There is a continuing debate about what should be permitted to be posted on social media, particularly by elected officials. However, when it comes to posting information about Covid-19, Twitter has very specific guidelines.
, this includes, “Content that is demonstrably false or misleading and may lead to significant risk of harm (such as increased exposure to the virus, or adverse effects on public health systems) may not be shared on Twitter. This includes sharing content that may mislead people about the nature of the COVID-19 virus; the efficacy and/or safety of preventative measures, treatments, or other precautions to mitigate or treat the disease; official regulations, restrictions, or exemptions pertaining to health advisories; or the prevalence of the virus or risk of infection or death associated with COVID-19. In addition, we may label Tweets which share misleading information about COVID-19 to reduce their spread and provide additional context.”
Greene clearly violated those terms.
“To start with, she has the right to say what she wants, but at the same time Twitter has the right to respond,” explained Chris Haynes, associate professor of political science and national security at the University of New Haven.
“In this case, the consequences of what she said could put people at risk, it could result in greater hospitalization and could result in greater government expenditures if more people get sick,” Haynes added.
As previously stated, this was Greene’s “third strike,” and in the previous two instances, she was barred from posting for only 12 hours. This time, the punishment was a week in jail.
“You could actually argue that it is a little light in terms of punishment,” explained Haynes. “Twitter needs to take a longer look at its policies and perhaps take into context the type of misinformation or even disinformation that was being posted.”
Clearly, much of what is shared on social media is personal opinion rather than vetted insight from expert sources. In Greene’s case, she didn’t cite any studies or provide any evidence to back up her claims.
“This is really the heart of the problem,” said Haynes. “Political elites have really discounted expertise and no longer use sources to back up the claims they make.
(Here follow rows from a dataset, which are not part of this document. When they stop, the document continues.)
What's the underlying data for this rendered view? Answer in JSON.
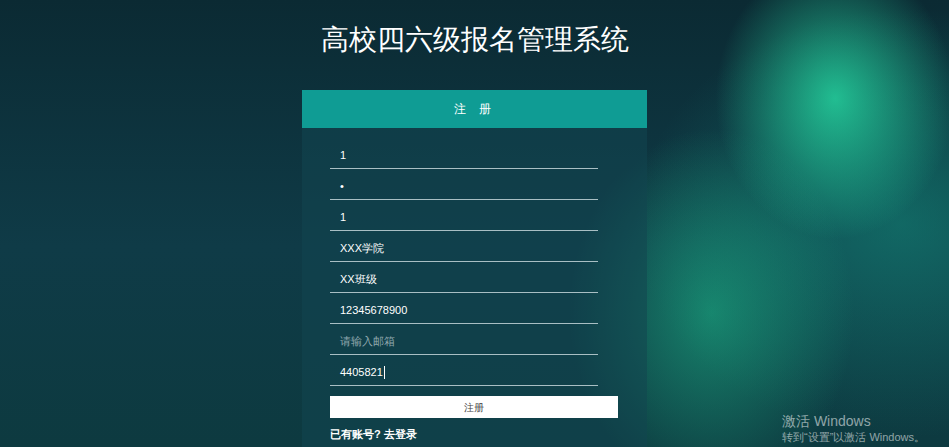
{
  "title": "高校四六级报名管理系统",
  "form": {
    "header": "注 册",
    "fields": [
      {
        "value": "1",
        "placeholder": "",
        "focused": false
      },
      {
        "value": "•",
        "placeholder": "",
        "focused": false
      },
      {
        "value": "1",
        "placeholder": "",
        "focused": false
      },
      {
        "value": "XXX学院",
        "placeholder": "",
        "focused": false
      },
      {
        "value": "XX班级",
        "placeholder": "",
        "focused": false
      },
      {
        "value": "12345678900",
        "placeholder": "",
        "focused": false
      },
      {
        "value": "",
        "placeholder": "请输入邮箱",
        "focused": false
      },
      {
        "value": "4405821",
        "placeholder": "",
        "focused": true
      }
    ],
    "submit": "注册",
    "login_link": "已有账号? 去登录"
  },
  "watermark": {
    "title": "激活 Windows",
    "subtitle": "转到“设置”以激活 Windows。"
  }
}
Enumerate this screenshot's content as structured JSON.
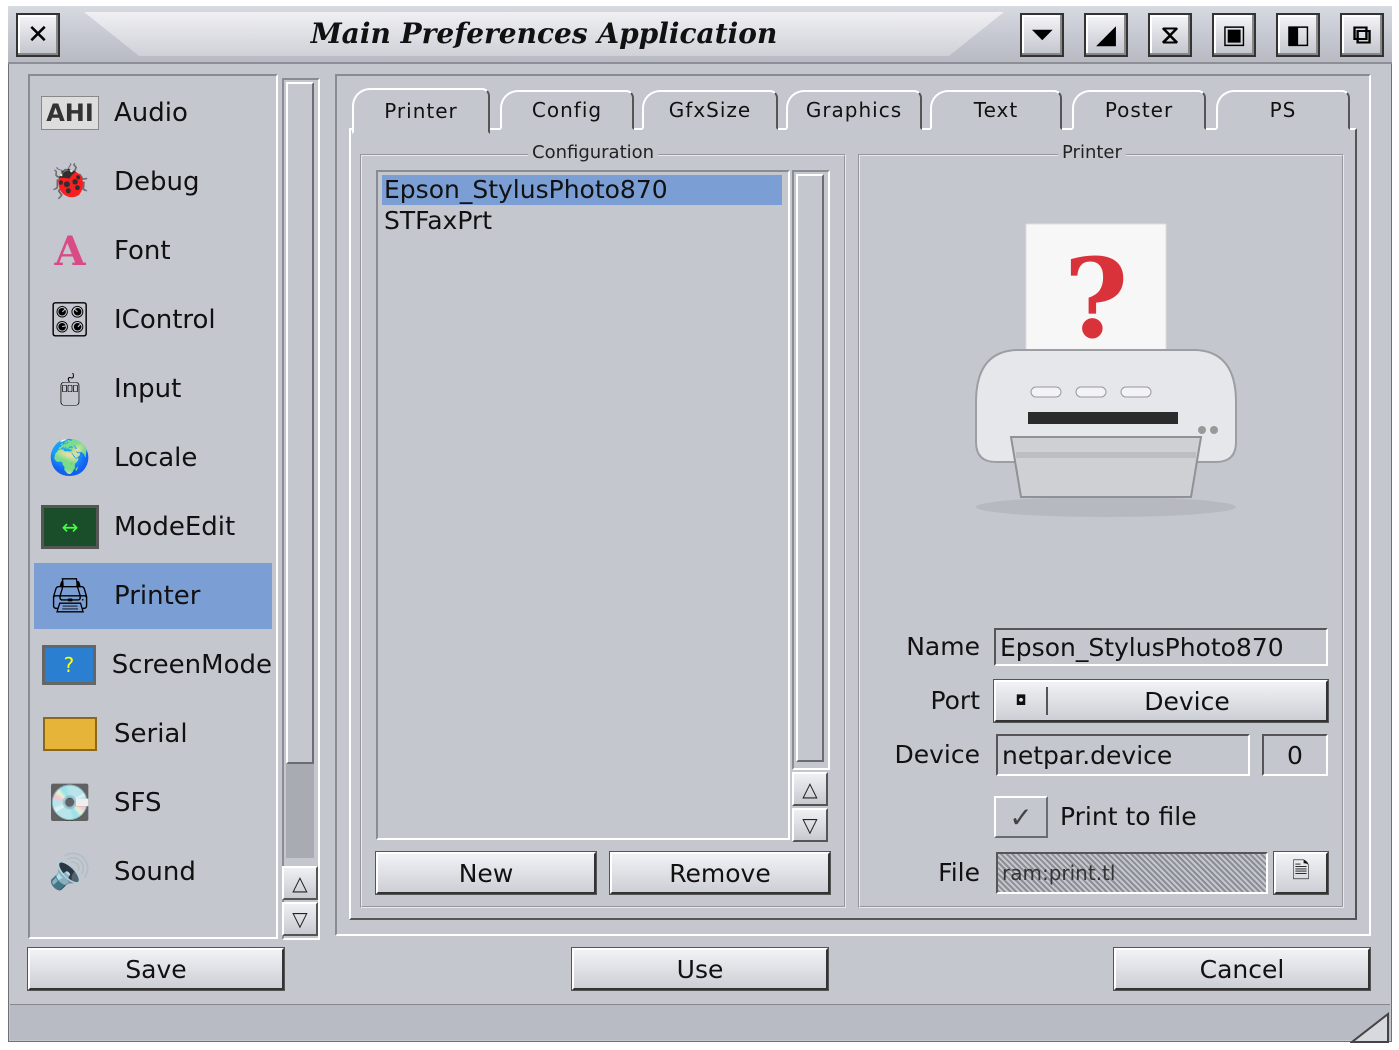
{
  "window": {
    "title": "Main Preferences Application",
    "title_buttons": [
      "close-icon",
      "depth-icon",
      "iconify-icon",
      "zoom-icon",
      "window-icon",
      "snapshot-icon",
      "jump-icon"
    ]
  },
  "sidebar": {
    "items": [
      {
        "label": "Audio",
        "icon": "ahi-icon"
      },
      {
        "label": "Debug",
        "icon": "bug-icon"
      },
      {
        "label": "Font",
        "icon": "font-icon"
      },
      {
        "label": "IControl",
        "icon": "icontrol-icon"
      },
      {
        "label": "Input",
        "icon": "mouse-icon"
      },
      {
        "label": "Locale",
        "icon": "globe-icon"
      },
      {
        "label": "ModeEdit",
        "icon": "monitor-icon"
      },
      {
        "label": "Printer",
        "icon": "printer-icon",
        "selected": true
      },
      {
        "label": "ScreenMode",
        "icon": "screen-icon"
      },
      {
        "label": "Serial",
        "icon": "serial-icon"
      },
      {
        "label": "SFS",
        "icon": "disk-icon"
      },
      {
        "label": "Sound",
        "icon": "speaker-icon"
      }
    ]
  },
  "tabs": [
    {
      "label": "Printer",
      "active": true
    },
    {
      "label": "Config"
    },
    {
      "label": "GfxSize"
    },
    {
      "label": "Graphics"
    },
    {
      "label": "Text"
    },
    {
      "label": "Poster"
    },
    {
      "label": "PS"
    }
  ],
  "configuration": {
    "group_title": "Configuration",
    "entries": [
      "Epson_StylusPhoto870",
      "STFaxPrt"
    ],
    "selected": "Epson_StylusPhoto870",
    "new_label": "New",
    "remove_label": "Remove"
  },
  "printer": {
    "group_title": "Printer",
    "name_label": "Name",
    "name_value": "Epson_StylusPhoto870",
    "port_label": "Port",
    "port_value": "Device",
    "device_label": "Device",
    "device_value": "netpar.device",
    "unit_value": "0",
    "print_to_file_label": "Print to file",
    "print_to_file_checked": true,
    "file_label": "File",
    "file_value": "ram:print.tl"
  },
  "footer": {
    "save_label": "Save",
    "use_label": "Use",
    "cancel_label": "Cancel"
  }
}
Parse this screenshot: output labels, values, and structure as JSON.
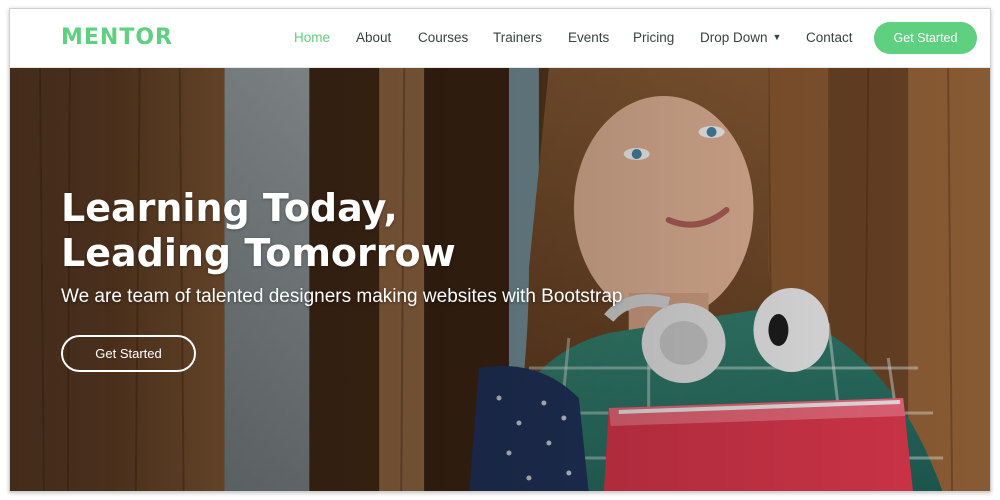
{
  "brand": {
    "logo_text": "MENTOR",
    "accent_color": "#5fcf80"
  },
  "nav": {
    "items": [
      {
        "label": "Home",
        "active": true
      },
      {
        "label": "About"
      },
      {
        "label": "Courses"
      },
      {
        "label": "Trainers"
      },
      {
        "label": "Events"
      },
      {
        "label": "Pricing"
      },
      {
        "label": "Drop Down",
        "icon": "chevron-down-icon"
      },
      {
        "label": "Contact"
      }
    ],
    "cta_label": "Get Started"
  },
  "hero": {
    "title_line1": "Learning Today,",
    "title_line2": "Leading Tomorrow",
    "subtitle": "We are team of talented designers making websites with Bootstrap",
    "button_label": "Get Started"
  }
}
This is really quite different from friends discussing an issue like this around the water cooler, and it is much worse when elected officials say something that is then broadcast to the masses via social media.”
So the question is whether social media companies should address the spread of such false information – and whether we will see more bans, possibly for extended periods?
“Facebook, Twitter and the other platforms still need to come to terms on this,” said Haynes. “But it is really about what the explosion of the Internet in general has meant for the spread of misinformation.”